**YOUR OBJECTIVE**
Every record shown here must be duplicated without change.
>>>
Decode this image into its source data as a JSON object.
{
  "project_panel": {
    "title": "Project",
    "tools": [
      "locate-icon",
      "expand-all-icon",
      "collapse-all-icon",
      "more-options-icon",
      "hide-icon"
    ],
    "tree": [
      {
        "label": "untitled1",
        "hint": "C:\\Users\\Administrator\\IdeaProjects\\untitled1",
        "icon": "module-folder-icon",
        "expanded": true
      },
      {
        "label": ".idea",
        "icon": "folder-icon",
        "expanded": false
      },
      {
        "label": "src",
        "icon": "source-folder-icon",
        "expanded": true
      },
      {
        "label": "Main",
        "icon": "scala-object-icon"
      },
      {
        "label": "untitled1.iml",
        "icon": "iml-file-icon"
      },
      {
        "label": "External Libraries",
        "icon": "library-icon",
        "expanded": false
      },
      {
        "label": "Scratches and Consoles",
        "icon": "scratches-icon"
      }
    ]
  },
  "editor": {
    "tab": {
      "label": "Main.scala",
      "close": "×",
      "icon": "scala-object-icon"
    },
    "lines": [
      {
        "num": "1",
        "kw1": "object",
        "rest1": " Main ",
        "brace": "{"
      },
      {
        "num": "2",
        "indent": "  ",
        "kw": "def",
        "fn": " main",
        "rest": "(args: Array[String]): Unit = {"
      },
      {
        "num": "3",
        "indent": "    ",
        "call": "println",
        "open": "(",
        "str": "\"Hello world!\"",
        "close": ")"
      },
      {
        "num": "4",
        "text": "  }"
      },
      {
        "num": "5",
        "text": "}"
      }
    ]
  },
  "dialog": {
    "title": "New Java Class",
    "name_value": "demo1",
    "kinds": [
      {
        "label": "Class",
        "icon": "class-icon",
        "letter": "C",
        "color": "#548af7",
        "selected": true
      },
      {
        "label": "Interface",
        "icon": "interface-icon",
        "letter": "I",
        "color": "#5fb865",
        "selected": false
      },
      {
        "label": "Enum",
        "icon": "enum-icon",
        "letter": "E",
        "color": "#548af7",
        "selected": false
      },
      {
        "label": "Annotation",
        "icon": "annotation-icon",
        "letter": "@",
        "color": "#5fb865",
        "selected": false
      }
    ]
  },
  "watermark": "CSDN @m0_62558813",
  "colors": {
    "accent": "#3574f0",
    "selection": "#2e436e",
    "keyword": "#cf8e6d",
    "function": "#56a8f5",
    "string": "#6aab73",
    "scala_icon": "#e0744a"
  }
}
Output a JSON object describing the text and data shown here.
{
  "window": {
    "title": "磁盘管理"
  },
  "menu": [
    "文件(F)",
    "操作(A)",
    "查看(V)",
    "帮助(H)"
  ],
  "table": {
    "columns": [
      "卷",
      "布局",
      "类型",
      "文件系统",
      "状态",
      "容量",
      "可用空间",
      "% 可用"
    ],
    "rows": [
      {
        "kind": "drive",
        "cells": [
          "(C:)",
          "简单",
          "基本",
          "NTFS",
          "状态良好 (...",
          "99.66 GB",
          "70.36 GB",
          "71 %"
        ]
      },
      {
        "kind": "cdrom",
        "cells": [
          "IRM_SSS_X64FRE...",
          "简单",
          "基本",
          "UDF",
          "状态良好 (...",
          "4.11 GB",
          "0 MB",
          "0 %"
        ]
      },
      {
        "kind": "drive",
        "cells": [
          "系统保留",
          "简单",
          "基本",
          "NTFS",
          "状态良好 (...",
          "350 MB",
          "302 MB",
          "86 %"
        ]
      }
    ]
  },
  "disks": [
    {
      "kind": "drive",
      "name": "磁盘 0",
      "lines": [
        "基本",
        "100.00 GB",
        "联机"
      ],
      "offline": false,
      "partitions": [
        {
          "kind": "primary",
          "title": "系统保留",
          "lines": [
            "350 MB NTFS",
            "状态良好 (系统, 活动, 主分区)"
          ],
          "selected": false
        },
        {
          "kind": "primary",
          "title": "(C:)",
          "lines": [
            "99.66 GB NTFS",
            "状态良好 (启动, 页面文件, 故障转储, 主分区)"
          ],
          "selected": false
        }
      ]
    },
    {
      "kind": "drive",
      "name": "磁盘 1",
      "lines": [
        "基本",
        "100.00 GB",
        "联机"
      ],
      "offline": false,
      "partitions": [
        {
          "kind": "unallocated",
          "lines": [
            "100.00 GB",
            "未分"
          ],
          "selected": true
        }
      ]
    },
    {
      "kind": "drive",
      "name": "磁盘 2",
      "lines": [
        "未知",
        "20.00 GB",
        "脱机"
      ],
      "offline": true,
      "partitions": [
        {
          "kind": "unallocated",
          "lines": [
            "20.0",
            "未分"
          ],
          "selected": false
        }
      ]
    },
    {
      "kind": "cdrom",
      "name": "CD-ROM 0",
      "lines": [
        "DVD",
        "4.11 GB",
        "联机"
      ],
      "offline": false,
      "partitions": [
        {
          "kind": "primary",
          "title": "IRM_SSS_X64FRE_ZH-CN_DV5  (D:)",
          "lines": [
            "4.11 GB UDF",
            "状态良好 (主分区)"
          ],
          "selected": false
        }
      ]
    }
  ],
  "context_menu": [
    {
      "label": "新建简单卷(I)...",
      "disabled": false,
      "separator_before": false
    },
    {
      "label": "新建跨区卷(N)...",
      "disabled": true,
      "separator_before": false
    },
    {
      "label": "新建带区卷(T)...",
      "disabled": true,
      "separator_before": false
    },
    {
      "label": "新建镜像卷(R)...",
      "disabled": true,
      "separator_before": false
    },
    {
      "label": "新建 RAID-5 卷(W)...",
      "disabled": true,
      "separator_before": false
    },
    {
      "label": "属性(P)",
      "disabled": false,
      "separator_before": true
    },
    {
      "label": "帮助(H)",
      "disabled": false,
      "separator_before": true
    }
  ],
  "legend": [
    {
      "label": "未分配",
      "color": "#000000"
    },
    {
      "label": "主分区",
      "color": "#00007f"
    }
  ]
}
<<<
**ANSWER SPACE**
Decode this image into its source data as a JSON object.
{
  "project_panel": {
    "title": "Project",
    "tools": [
      "locate-icon",
      "expand-all-icon",
      "collapse-all-icon",
      "more-options-icon",
      "hide-icon"
    ],
    "tree": [
      {
        "label": "untitled1",
        "hint": "C:\\Users\\Administrator\\IdeaProjects\\untitled1",
        "icon": "module-folder-icon",
        "expanded": true
      },
      {
        "label": ".idea",
        "icon": "folder-icon",
        "expanded": false
      },
      {
        "label": "src",
        "icon": "source-folder-icon",
        "expanded": true
      },
      {
        "label": "Main",
        "icon": "scala-object-icon"
      },
      {
        "label": "untitled1.iml",
        "icon": "iml-file-icon"
      },
      {
        "label": "External Libraries",
        "icon": "library-icon",
        "expanded": false
      },
      {
        "label": "Scratches and Consoles",
        "icon": "scratches-icon"
      }
    ]
  },
  "editor": {
    "tab": {
      "label": "Main.scala",
      "close": "×",
      "icon": "scala-object-icon"
    },
    "lines": [
      {
        "num": "1",
        "kw1": "object",
        "rest1": " Main ",
        "brace": "{"
      },
      {
        "num": "2",
        "indent": "  ",
        "kw": "def",
        "fn": " main",
        "rest": "(args: Array[String]): Unit = {"
      },
      {
        "num": "3",
        "indent": "    ",
        "call": "println",
        "open": "(",
        "str": "\"Hello world!\"",
        "close": ")"
      },
      {
        "num": "4",
        "text": "  }"
      },
      {
        "num": "5",
        "text": "}"
      }
    ]
  },
  "dialog": {
    "title": "New Java Class",
    "name_value": "demo1",
    "kinds": [
      {
        "label": "Class",
        "icon": "class-icon",
        "letter": "C",
        "color": "#548af7",
        "selected": true
      },
      {
        "label": "Interface",
        "icon": "interface-icon",
        "letter": "I",
        "color": "#5fb865",
        "selected": false
      },
      {
        "label": "Enum",
        "icon": "enum-icon",
        "letter": "E",
        "color": "#548af7",
        "selected": false
      },
      {
        "label": "Annotation",
        "icon": "annotation-icon",
        "letter": "@",
        "color": "#5fb865",
        "selected": false
      }
    ]
  },
  "watermark": "CSDN @m0_62558813",
  "colors": {
    "accent": "#3574f0",
    "selection": "#2e436e",
    "keyword": "#cf8e6d",
    "function": "#56a8f5",
    "string": "#6aab73",
    "scala_icon": "#e0744a"
  }
}
Output a JSON object describing the text and data shown here.
{
  "window": {
    "title": "磁盘管理"
  },
  "menu": [
    "文件(F)",
    "操作(A)",
    "查看(V)",
    "帮助(H)"
  ],
  "table": {
    "columns": [
      "卷",
      "布局",
      "类型",
      "文件系统",
      "状态",
      "容量",
      "可用空间",
      "% 可用"
    ],
    "rows": [
      {
        "kind": "drive",
        "cells": [
          "(C:)",
          "简单",
          "基本",
          "NTFS",
          "状态良好 (...",
          "99.66 GB",
          "70.36 GB",
          "71 %"
        ]
      },
      {
        "kind": "cdrom",
        "cells": [
          "IRM_SSS_X64FRE...",
          "简单",
          "基本",
          "UDF",
          "状态良好 (...",
          "4.11 GB",
          "0 MB",
          "0 %"
        ]
      },
      {
        "kind": "drive",
        "cells": [
          "系统保留",
          "简单",
          "基本",
          "NTFS",
          "状态良好 (...",
          "350 MB",
          "302 MB",
          "86 %"
        ]
      }
    ]
  },
  "disks": [
    {
      "kind": "drive",
      "name": "磁盘 0",
      "lines": [
        "基本",
        "100.00 GB",
        "联机"
      ],
      "offline": false,
      "partitions": [
        {
          "kind": "primary",
          "title": "系统保留",
          "lines": [
            "350 MB NTFS",
            "状态良好 (系统, 活动, 主分区)"
          ],
          "selected": false
        },
        {
          "kind": "primary",
          "title": "(C:)",
          "lines": [
            "99.66 GB NTFS",
            "状态良好 (启动, 页面文件, 故障转储, 主分区)"
          ],
          "selected": false
        }
      ]
    },
    {
      "kind": "drive",
      "name": "磁盘 1",
      "lines": [
        "基本",
        "100.00 GB",
        "联机"
      ],
      "offline": false,
      "partitions": [
        {
          "kind": "unallocated",
          "lines": [
            "100.00 GB",
            "未分"
          ],
          "selected": true
        }
      ]
    },
    {
      "kind": "drive",
      "name": "磁盘 2",
      "lines": [
        "未知",
        "20.00 GB",
        "脱机"
      ],
      "offline": true,
      "partitions": [
        {
          "kind": "unallocated",
          "lines": [
            "20.0",
            "未分"
          ],
          "selected": false
        }
      ]
    },
    {
      "kind": "cdrom",
      "name": "CD-ROM 0",
      "lines": [
        "DVD",
        "4.11 GB",
        "联机"
      ],
      "offline": false,
      "partitions": [
        {
          "kind": "primary",
          "title": "IRM_SSS_X64FRE_ZH-CN_DV5  (D:)",
          "lines": [
            "4.11 GB UDF",
            "状态良好 (主分区)"
          ],
          "selected": false
        }
      ]
    }
  ],
  "context_menu": [
    {
      "label": "新建简单卷(I)...",
      "disabled": false,
      "separator_before": false
    },
    {
      "label": "新建跨区卷(N)...",
      "disabled": true,
      "separator_before": false
    },
    {
      "label": "新建带区卷(T)...",
      "disabled": true,
      "separator_before": false
    },
    {
      "label": "新建镜像卷(R)...",
      "disabled": true,
      "separator_before": false
    },
    {
      "label": "新建 RAID-5 卷(W)...",
      "disabled": true,
      "separator_before": false
    },
    {
      "label": "属性(P)",
      "disabled": false,
      "separator_before": true
    },
    {
      "label": "帮助(H)",
      "disabled": false,
      "separator_before": true
    }
  ],
  "legend": [
    {
      "label": "未分配",
      "color": "#000000"
    },
    {
      "label": "主分区",
      "color": "#00007f"
    }
  ]
}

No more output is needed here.